The demerger, announced earlier this year, takes effect as from today. Spirit Pub Company, the split-off business, will take with it £113m and a selection of the group’s most successful pubs (which tend to be the ones majoring on pub grub) such as the Chef & Brewer and Fayre & Square chain.
The current Punch chief executive Ian Dyson, who will run the Spirit business, has referred to this as a shift from "quantity to quality". He will control 803 managed pubs and 549 of the better–performing leased sites from Punch. Pundits have speculated that this will mean an increase in smart gastro pubs, so expect to see more focaccia and fewer pork scratchings.
Bosses at Punch are hoping that the demerger will help investors recognise the value in the managed estate.
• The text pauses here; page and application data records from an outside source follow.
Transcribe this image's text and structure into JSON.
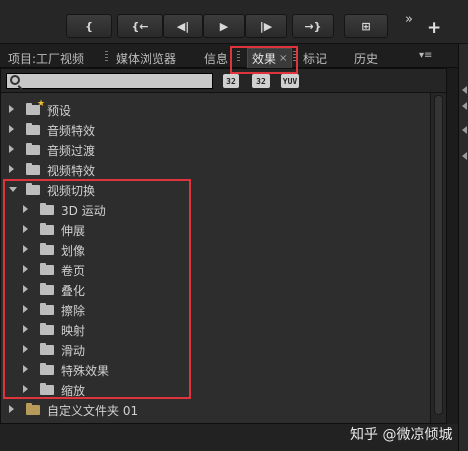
{
  "transport": {
    "buttons": [
      {
        "name": "mark-in-button",
        "label": "{"
      },
      {
        "name": "go-to-in-button",
        "label": "{←"
      },
      {
        "name": "step-back-button",
        "label": "◀|"
      },
      {
        "name": "play-button",
        "label": "▶"
      },
      {
        "name": "step-forward-button",
        "label": "|▶"
      },
      {
        "name": "go-to-out-button",
        "label": "→}"
      },
      {
        "name": "insert-button",
        "label": "⊞"
      }
    ],
    "more_label": "»",
    "add_label": "+"
  },
  "tabs": {
    "project": "项目:工厂视频",
    "media_browser": "媒体浏览器",
    "info": "信息",
    "effects": "效果",
    "effects_close": "×",
    "markers": "标记",
    "history": "历史",
    "menu": "▾≡"
  },
  "search": {
    "placeholder": "",
    "tag_buttons": [
      "32",
      "32",
      "YUV"
    ]
  },
  "tree": {
    "items": [
      {
        "label": "预设",
        "expanded": false,
        "level": 0,
        "icon": "preset-folder-icon"
      },
      {
        "label": "音频特效",
        "expanded": false,
        "level": 0,
        "icon": "folder-icon"
      },
      {
        "label": "音频过渡",
        "expanded": false,
        "level": 0,
        "icon": "folder-icon"
      },
      {
        "label": "视频特效",
        "expanded": false,
        "level": 0,
        "icon": "folder-icon"
      },
      {
        "label": "视频切换",
        "expanded": true,
        "level": 0,
        "icon": "folder-icon"
      },
      {
        "label": "3D 运动",
        "expanded": false,
        "level": 1,
        "icon": "folder-icon"
      },
      {
        "label": "伸展",
        "expanded": false,
        "level": 1,
        "icon": "folder-icon"
      },
      {
        "label": "划像",
        "expanded": false,
        "level": 1,
        "icon": "folder-icon"
      },
      {
        "label": "卷页",
        "expanded": false,
        "level": 1,
        "icon": "folder-icon"
      },
      {
        "label": "叠化",
        "expanded": false,
        "level": 1,
        "icon": "folder-icon"
      },
      {
        "label": "擦除",
        "expanded": false,
        "level": 1,
        "icon": "folder-icon"
      },
      {
        "label": "映射",
        "expanded": false,
        "level": 1,
        "icon": "folder-icon"
      },
      {
        "label": "滑动",
        "expanded": false,
        "level": 1,
        "icon": "folder-icon"
      },
      {
        "label": "特殊效果",
        "expanded": false,
        "level": 1,
        "icon": "folder-icon"
      },
      {
        "label": "缩放",
        "expanded": false,
        "level": 1,
        "icon": "folder-icon"
      },
      {
        "label": "自定义文件夹 01",
        "expanded": false,
        "level": 0,
        "icon": "custom-folder-icon"
      }
    ]
  },
  "watermark": "知乎 @微凉倾城",
  "colors": {
    "highlight": "#e0343c",
    "panel_bg": "#2d2d2d",
    "custom_folder": "#b89a5a"
  }
}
Effectively a separation of the group’s ‘good’ and ‘bad’ companies, the move is a logical response to the challenge of how to detach a core of decent pubs from the crippling burden of £3bn debt accrued by Punch’s management during the boom years of the early and mid noughties.
And while no-one could claim that the pub business is a good one to be in at present, with a combination of the credit crunch, smoking ban and cheap supermarket booze all contributing to a closure rate of around 25 pubs a week, the fact is that Punch’s fall from grace has been particularly spectacular. A business whose management effectively lost sight of the fact that they were in the leisure business rather than the property sector, with predictably dire consequences.
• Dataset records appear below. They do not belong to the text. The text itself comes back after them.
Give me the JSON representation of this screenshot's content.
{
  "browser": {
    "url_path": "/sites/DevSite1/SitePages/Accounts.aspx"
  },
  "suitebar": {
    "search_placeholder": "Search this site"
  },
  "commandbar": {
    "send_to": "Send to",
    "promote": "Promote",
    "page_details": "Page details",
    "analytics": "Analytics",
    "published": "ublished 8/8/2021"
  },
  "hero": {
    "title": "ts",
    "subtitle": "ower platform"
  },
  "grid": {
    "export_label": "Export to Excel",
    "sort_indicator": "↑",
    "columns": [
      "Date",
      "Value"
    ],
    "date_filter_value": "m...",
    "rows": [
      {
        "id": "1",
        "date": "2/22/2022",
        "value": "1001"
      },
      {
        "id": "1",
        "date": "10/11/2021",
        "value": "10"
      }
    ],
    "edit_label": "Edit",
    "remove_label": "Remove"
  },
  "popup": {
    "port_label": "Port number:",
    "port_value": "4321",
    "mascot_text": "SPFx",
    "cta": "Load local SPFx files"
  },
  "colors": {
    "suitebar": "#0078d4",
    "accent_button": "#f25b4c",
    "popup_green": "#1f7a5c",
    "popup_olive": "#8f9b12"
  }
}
Shares in the demerged Punch Taverns reflect the markets dim view of the rump of the business, losing more than three-quarters of their market value – trading around at 15.45p. The new Punch Taverns will take £2.3bn of the debt pile and 5,080 pubs, with plans to reduce this still further to about 3,000.
The Spirit Pub Company, by contrast, is doing rather better, trading at around 54.55p today. Punch shareholders will receive one Spirit ordinary share for each Punch ordinary share they hold.
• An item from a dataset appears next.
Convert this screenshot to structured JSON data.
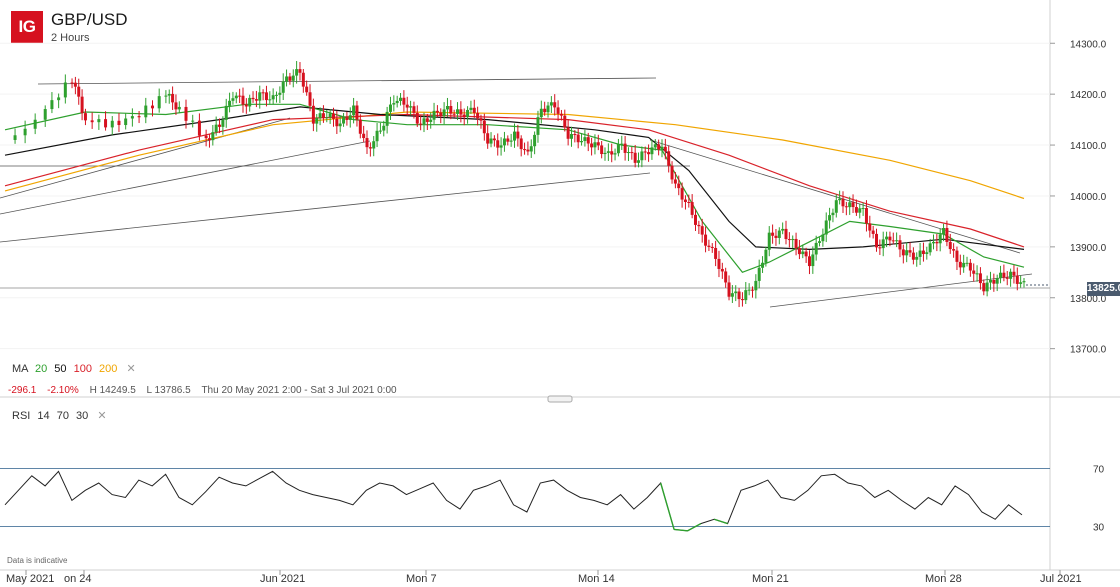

As the end game in a sorry tale of poor management, investors seem to be giving the deal a cautious welcome, if only for the chance of starting again with a clean sheet which Spirit offers.
So could this be the aspirin required to finally banish Punch’s hangover? Perhaps - although some pundits are warning that the revamped Spirit Group could run out of cash if the economy does double dip. Time for a drop of Dutch courage for shareholders…